* **Instructions for the task**:
Go over the data and keep only the lines that include "Allah".

* **Interface dataset entries**:

________________

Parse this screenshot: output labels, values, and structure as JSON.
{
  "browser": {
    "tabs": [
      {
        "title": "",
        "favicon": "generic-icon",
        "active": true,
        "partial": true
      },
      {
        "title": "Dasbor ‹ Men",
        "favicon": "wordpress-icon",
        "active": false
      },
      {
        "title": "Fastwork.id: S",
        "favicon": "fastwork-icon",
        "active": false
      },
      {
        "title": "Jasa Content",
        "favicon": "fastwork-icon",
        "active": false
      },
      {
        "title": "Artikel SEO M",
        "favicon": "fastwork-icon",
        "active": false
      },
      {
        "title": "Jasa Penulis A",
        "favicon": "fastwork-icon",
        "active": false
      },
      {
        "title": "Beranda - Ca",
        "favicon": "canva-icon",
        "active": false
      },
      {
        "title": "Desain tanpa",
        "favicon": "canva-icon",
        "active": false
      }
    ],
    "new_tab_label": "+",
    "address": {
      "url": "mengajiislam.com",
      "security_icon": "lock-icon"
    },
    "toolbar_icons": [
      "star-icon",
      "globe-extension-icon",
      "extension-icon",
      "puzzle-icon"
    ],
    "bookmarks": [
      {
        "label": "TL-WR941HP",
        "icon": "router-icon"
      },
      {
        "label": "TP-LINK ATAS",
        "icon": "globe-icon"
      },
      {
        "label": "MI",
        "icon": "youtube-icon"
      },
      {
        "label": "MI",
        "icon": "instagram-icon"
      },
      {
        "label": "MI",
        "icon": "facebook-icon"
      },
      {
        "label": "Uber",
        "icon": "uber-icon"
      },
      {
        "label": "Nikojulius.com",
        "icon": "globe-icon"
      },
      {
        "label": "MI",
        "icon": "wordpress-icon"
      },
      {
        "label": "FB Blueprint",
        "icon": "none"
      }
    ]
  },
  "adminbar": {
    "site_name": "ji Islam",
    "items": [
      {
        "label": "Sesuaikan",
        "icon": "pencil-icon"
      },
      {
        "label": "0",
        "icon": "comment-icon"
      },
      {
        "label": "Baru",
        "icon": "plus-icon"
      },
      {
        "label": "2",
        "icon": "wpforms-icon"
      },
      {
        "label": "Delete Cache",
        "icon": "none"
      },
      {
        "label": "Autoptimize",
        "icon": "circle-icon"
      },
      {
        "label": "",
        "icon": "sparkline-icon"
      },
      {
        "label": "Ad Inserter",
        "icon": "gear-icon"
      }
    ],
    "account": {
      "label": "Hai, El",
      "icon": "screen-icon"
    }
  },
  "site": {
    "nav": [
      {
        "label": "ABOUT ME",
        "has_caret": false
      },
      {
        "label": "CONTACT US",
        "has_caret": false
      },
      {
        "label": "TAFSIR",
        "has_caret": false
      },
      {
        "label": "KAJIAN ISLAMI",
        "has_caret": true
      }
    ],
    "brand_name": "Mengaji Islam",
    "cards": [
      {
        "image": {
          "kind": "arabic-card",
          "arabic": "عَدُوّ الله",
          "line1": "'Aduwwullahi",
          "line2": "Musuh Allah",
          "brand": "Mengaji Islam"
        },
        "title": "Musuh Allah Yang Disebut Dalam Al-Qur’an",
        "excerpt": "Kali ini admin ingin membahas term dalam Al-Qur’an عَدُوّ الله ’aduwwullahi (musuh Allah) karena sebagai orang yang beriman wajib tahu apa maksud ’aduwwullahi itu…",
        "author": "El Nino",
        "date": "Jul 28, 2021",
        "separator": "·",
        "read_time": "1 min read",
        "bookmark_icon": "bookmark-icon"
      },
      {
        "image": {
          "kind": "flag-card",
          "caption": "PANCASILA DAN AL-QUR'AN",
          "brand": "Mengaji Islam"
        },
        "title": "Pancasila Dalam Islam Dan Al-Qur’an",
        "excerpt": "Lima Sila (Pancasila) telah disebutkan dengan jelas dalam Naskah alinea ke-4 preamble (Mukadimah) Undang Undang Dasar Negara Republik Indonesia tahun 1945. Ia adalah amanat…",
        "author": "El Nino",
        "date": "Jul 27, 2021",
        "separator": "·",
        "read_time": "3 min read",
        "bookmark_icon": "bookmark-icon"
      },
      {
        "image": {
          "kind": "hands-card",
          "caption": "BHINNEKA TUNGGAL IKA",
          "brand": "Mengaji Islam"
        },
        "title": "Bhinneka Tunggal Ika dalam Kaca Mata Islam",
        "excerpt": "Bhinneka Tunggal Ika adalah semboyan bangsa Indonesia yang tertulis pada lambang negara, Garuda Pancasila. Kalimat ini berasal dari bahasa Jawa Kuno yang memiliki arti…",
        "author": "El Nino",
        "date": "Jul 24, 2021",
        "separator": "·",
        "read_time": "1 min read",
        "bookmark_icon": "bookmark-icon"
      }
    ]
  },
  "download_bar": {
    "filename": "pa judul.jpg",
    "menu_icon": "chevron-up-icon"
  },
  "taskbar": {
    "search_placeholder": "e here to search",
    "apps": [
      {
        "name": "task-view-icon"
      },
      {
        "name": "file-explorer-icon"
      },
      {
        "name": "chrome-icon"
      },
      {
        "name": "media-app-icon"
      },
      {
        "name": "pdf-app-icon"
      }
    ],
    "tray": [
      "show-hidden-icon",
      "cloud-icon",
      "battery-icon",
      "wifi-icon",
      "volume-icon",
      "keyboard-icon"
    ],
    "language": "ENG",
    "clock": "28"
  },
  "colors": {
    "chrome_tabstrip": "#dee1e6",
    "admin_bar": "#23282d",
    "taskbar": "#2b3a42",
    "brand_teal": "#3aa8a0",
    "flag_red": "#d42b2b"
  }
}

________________

* **Exercise response**:
          "line2": "Musuh Allah",
        "title": "Musuh Allah Yang Disebut Dalam Al-Qur’an",
        "excerpt": "Kali ini admin ingin membahas term dalam Al-Qur’an عَدُوّ الله ’aduwwullahi (musuh Allah) karena sebagai orang yang beriman wajib tahu apa maksud ’aduwwullahi itu…",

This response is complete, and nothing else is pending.